## Prompt
Copy out each line of the material in which the word "Gallon" can be found.
%%
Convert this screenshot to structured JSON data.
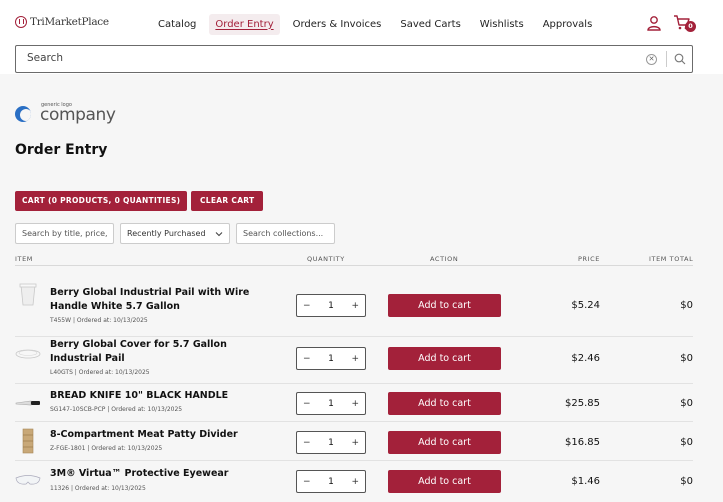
{
  "header": {
    "brand": "TriMarketPlace",
    "nav": [
      "Catalog",
      "Order Entry",
      "Orders & Invoices",
      "Saved Carts",
      "Wishlists",
      "Approvals"
    ],
    "cart_count": "0"
  },
  "search": {
    "placeholder": "Search"
  },
  "company_logo": {
    "small": "generic logo",
    "big": "company"
  },
  "page": {
    "title": "Order Entry",
    "cart_button": "CART (0 PRODUCTS, 0 QUANTITIES)",
    "clear_button": "CLEAR CART"
  },
  "filters": {
    "search_placeholder": "Search by title, price, ty",
    "sort_value": "Recently Purchased",
    "collections_placeholder": "Search collections..."
  },
  "columns": {
    "item": "ITEM",
    "quantity": "QUANTITY",
    "action": "ACTION",
    "price": "PRICE",
    "total": "ITEM TOTAL"
  },
  "add_label": "Add to cart",
  "rows": [
    {
      "name": "Berry Global Industrial Pail with Wire Handle White 5.7 Gallon",
      "meta": "T455W | Ordered at: 10/13/2025",
      "qty": "1",
      "price": "$5.24",
      "total": "$0",
      "thumb": "pail-icon"
    },
    {
      "name": "Berry Global Cover for 5.7 Gallon Industrial Pail",
      "meta": "L40GTS | Ordered at: 10/13/2025",
      "qty": "1",
      "price": "$2.46",
      "total": "$0",
      "thumb": "lid-icon"
    },
    {
      "name": "BREAD KNIFE 10\" BLACK HANDLE",
      "meta": "SG147-10SCB-PCP | Ordered at: 10/13/2025",
      "qty": "1",
      "price": "$25.85",
      "total": "$0",
      "thumb": "knife-icon"
    },
    {
      "name": "8-Compartment Meat Patty Divider",
      "meta": "Z-FGE-1801 | Ordered at: 10/13/2025",
      "qty": "1",
      "price": "$16.85",
      "total": "$0",
      "thumb": "divider-icon"
    },
    {
      "name": "3M® Virtua™ Protective Eyewear",
      "meta": "11326 | Ordered at: 10/13/2025",
      "qty": "1",
      "price": "$1.46",
      "total": "$0",
      "thumb": "eyewear-icon"
    }
  ],
  "colors": {
    "accent": "#a3213a",
    "panel": "#f6f6f6"
  }
}
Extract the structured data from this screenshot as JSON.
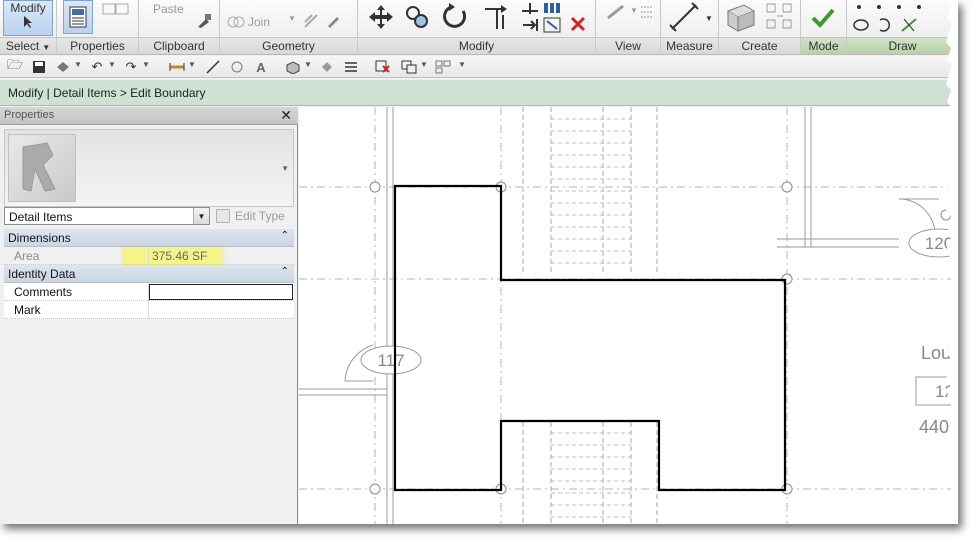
{
  "ribbon": {
    "panels": [
      {
        "id": "select",
        "label": "Select",
        "has_dropdown": true
      },
      {
        "id": "properties",
        "label": "Properties"
      },
      {
        "id": "clipboard",
        "label": "Clipboard"
      },
      {
        "id": "geometry",
        "label": "Geometry"
      },
      {
        "id": "modify",
        "label": "Modify"
      },
      {
        "id": "view",
        "label": "View"
      },
      {
        "id": "measure",
        "label": "Measure"
      },
      {
        "id": "create",
        "label": "Create"
      },
      {
        "id": "mode",
        "label": "Mode"
      },
      {
        "id": "draw",
        "label": "Draw"
      }
    ],
    "modify_tool_label": "Modify",
    "paste_label": "Paste",
    "join_label": "Join",
    "cut_label": "Cut"
  },
  "context_bar": {
    "breadcrumb": "Modify | Detail Items > Edit Boundary"
  },
  "properties_palette": {
    "title": "Properties",
    "family_selector_value": "Detail Items",
    "edit_type_label": "Edit Type",
    "groups": [
      {
        "name": "Dimensions",
        "rows": [
          {
            "key": "Area",
            "value": "375.46 SF",
            "read_only": true
          }
        ]
      },
      {
        "name": "Identity Data",
        "rows": [
          {
            "key": "Comments",
            "value": "",
            "read_only": false
          },
          {
            "key": "Mark",
            "value": "",
            "read_only": false
          }
        ]
      }
    ]
  },
  "canvas": {
    "room_tags": [
      "117",
      "120",
      "12",
      "440"
    ],
    "room_name_partial": "Lou"
  },
  "colors": {
    "context_bar_bg": "#cfe0d4",
    "highlight": "#f6f57a",
    "finish_check": "#3a9a2a",
    "cancel_x": "#d42020",
    "boundary_line": "#000000"
  },
  "icons": [
    "modify-arrow-icon",
    "properties-icon",
    "paste-icon",
    "join-icon",
    "move-icon",
    "copy-icon",
    "rotate-icon",
    "trim-icon",
    "delete-icon",
    "view-icon",
    "measure-icon",
    "create-icon",
    "finish-check-icon",
    "cancel-icon",
    "draw-tools-icon"
  ]
}
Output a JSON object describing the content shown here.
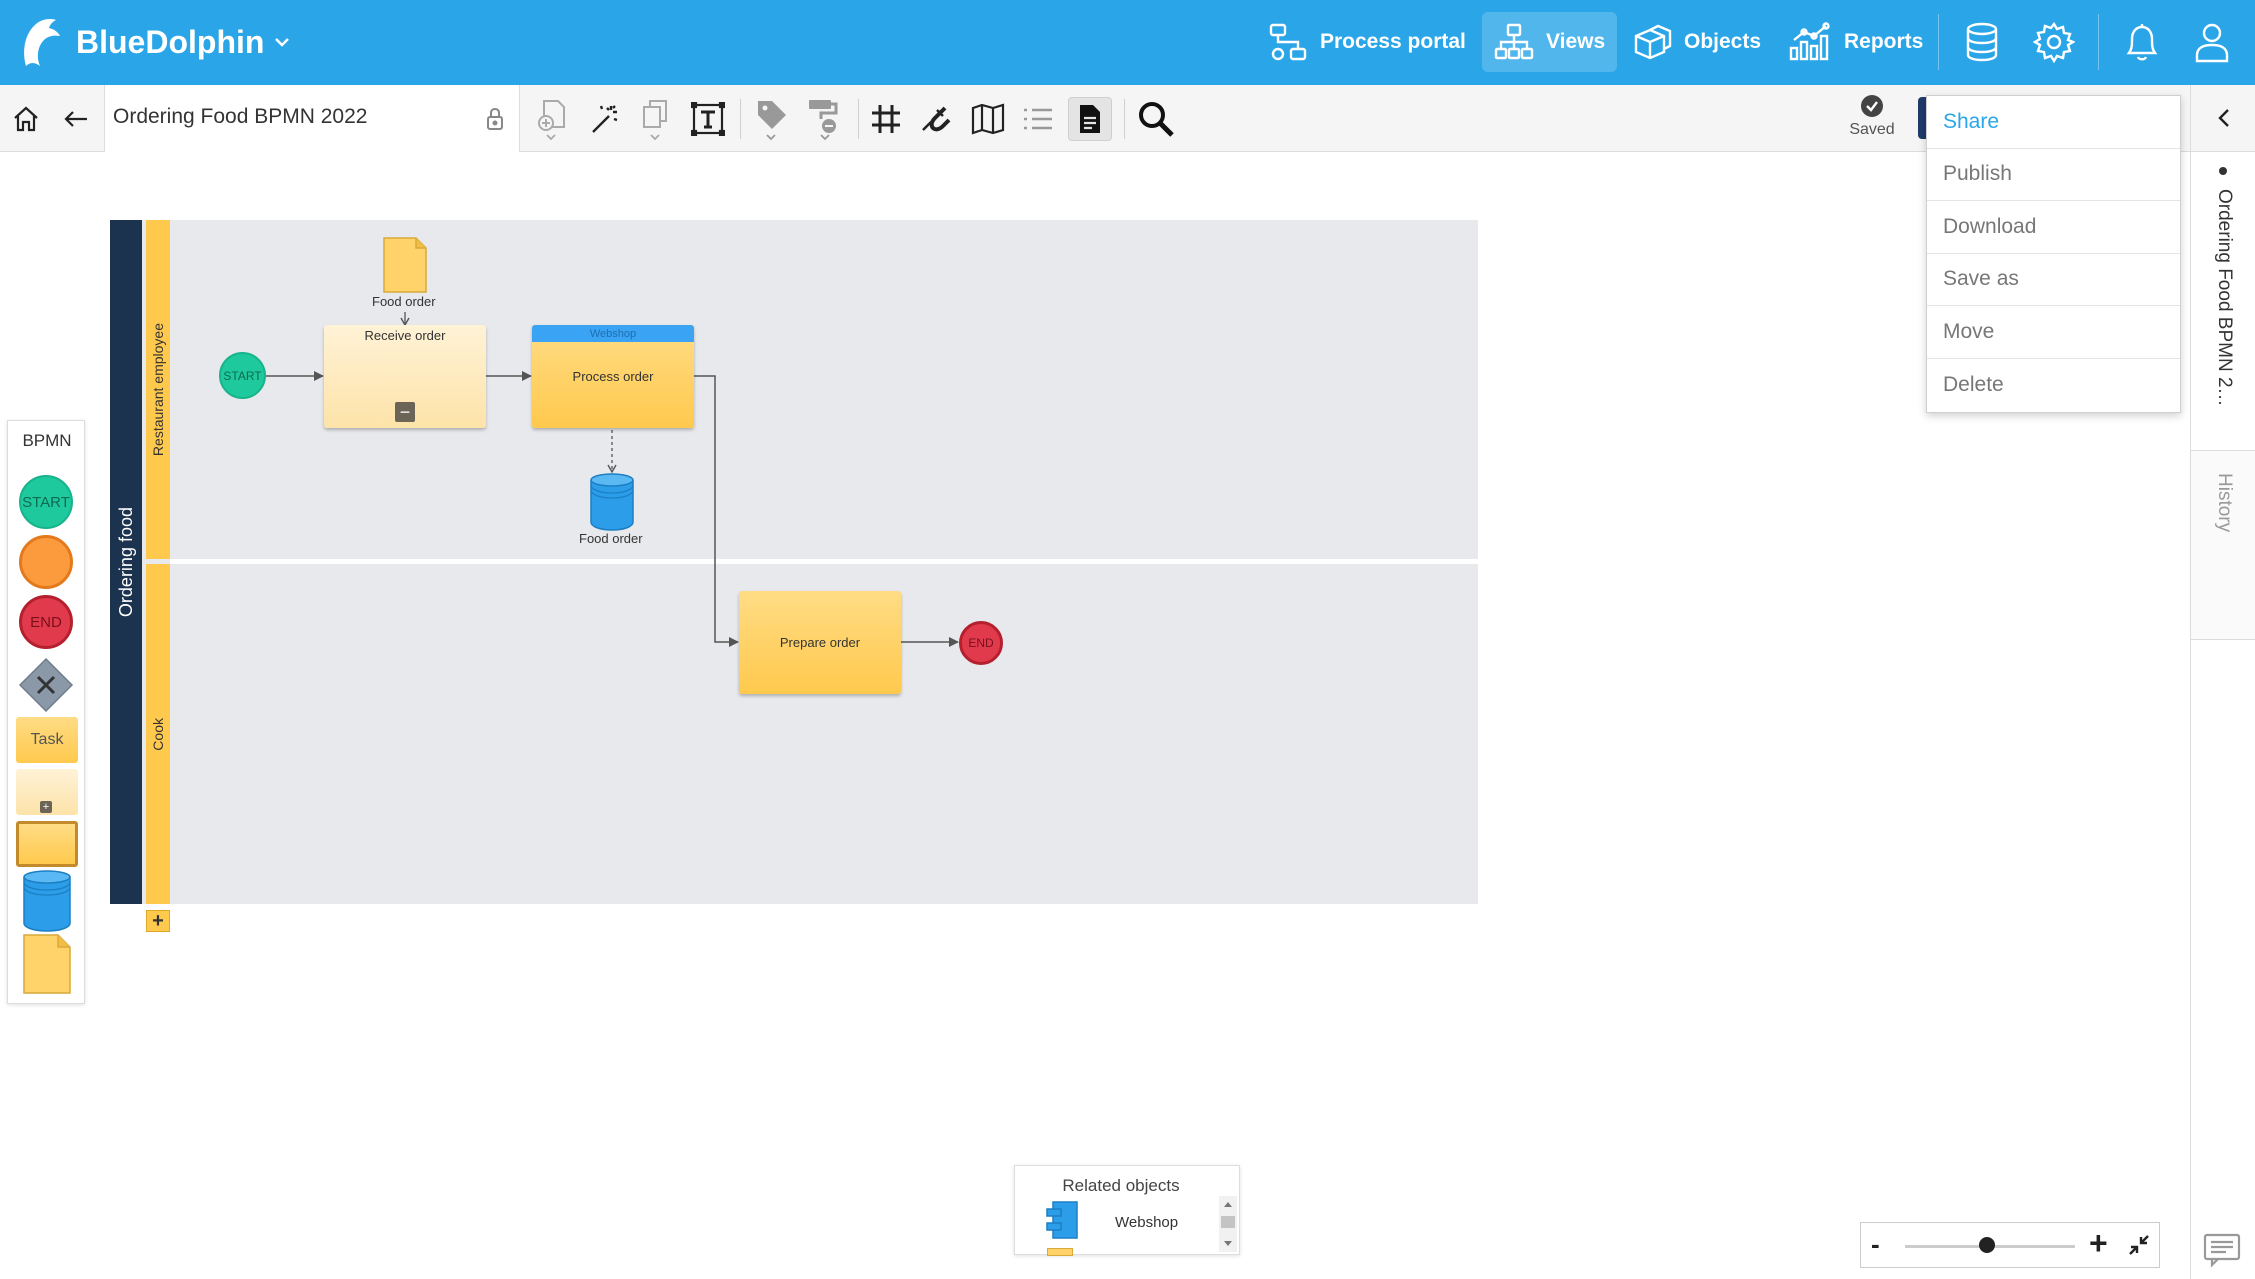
{
  "app": {
    "brand": "BlueDolphin",
    "accent": "#2aa6e8"
  },
  "nav": {
    "process_portal": "Process portal",
    "views": "Views",
    "objects": "Objects",
    "reports": "Reports"
  },
  "toolbar": {
    "view_title": "Ordering Food BPMN 2022",
    "saved": "Saved"
  },
  "menu": {
    "items": [
      "Share",
      "Publish",
      "Download",
      "Save as",
      "Move",
      "Delete"
    ]
  },
  "right_panel": {
    "view_tab": "Ordering Food BPMN 2…",
    "history_tab": "History"
  },
  "diagram": {
    "pool": "Ordering food",
    "lanes": [
      "Restaurant employee",
      "Cook"
    ],
    "start": "START",
    "end": "END",
    "document_label": "Food order",
    "task_receive": "Receive order",
    "task_process": "Process order",
    "task_process_band": "Webshop",
    "datastore_label": "Food order",
    "task_prepare": "Prepare order"
  },
  "palette": {
    "title": "BPMN",
    "start": "START",
    "end": "END",
    "task": "Task"
  },
  "related": {
    "title": "Related objects",
    "item": "Webshop"
  },
  "zoom": {
    "minus": "-",
    "plus": "+"
  }
}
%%
## Response to this exercise
      "name": "Berry Global Industrial Pail with Wire Handle White 5.7 Gallon",
      "name": "Berry Global Cover for 5.7 Gallon Industrial Pail",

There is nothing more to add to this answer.